    Persistent – Digital devices offer an ability to immediately and continuously communicate 24 hours a day, so it can be difficult for children experiencing cyberbullying to find relief.

    Permanent – Most information communicated electronically is permanent and public, if not reported and removed. A negative online reputation, including for those who bully, can impact college admissions, employment, and other areas of life.

    Hard to Notice – Because teachers and parents may not overhear or see cyberbullying taking place, it is harder to recognize.

    Laws and Sanctions

    All states have laws requiring schools to respond to bullying. As cyberbullying has become more prevalent with the use of technology, many states now include cyberbullying, or mention cyberbullying offenses, under these laws. Schools may take action either as required by law, or with local or school policies that allow them to discipline or take other action. Some states also have provisions to address bullying if it affects school performance. You can learn about the laws and policies in each state, including if they cover cyberbullying.
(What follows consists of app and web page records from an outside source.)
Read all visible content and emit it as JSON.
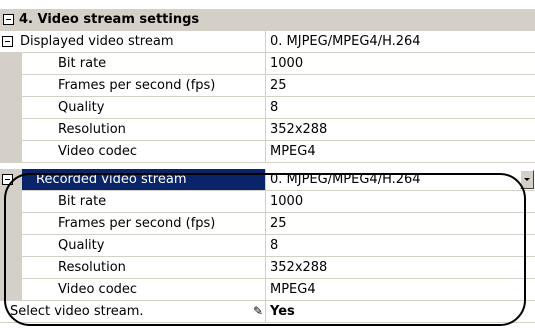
{
  "category": {
    "label": "4. Video stream settings"
  },
  "displayed": {
    "label": "Displayed video stream",
    "value": "0. MJPEG/MPEG4/H.264",
    "props": [
      {
        "label": "Bit rate",
        "value": "1000"
      },
      {
        "label": "Frames per second (fps)",
        "value": "25"
      },
      {
        "label": "Quality",
        "value": "8"
      },
      {
        "label": "Resolution",
        "value": "352x288"
      },
      {
        "label": "Video codec",
        "value": "MPEG4"
      }
    ]
  },
  "recorded": {
    "label": "Recorded video stream",
    "value": "0. MJPEG/MPEG4/H.264",
    "props": [
      {
        "label": "Bit rate",
        "value": "1000"
      },
      {
        "label": "Frames per second (fps)",
        "value": "25"
      },
      {
        "label": "Quality",
        "value": "8"
      },
      {
        "label": "Resolution",
        "value": "352x288"
      },
      {
        "label": "Video codec",
        "value": "MPEG4"
      }
    ]
  },
  "select_stream": {
    "label": "Select video stream.",
    "value": "Yes"
  }
}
    Frequency of Cyberbullying

    There are two sources of federally collected data on youth bullying:

    • The 2018 School Crime Supplement (National Center for Education Statistics and Bureau of Justice) indicates that, among students ages 12-18 who reported being bullied at school during the school year, 15% were bullied online or by text.
    • The 2017 Youth Risk Behavior Surveillance System (Centers for Disease Control and Prevention) indicates that an estimated 14.9% of high school students were electronically bullied in the 12 months prior to the survey.

    See also "Frequency of Bullying."

    Date Last Reviewed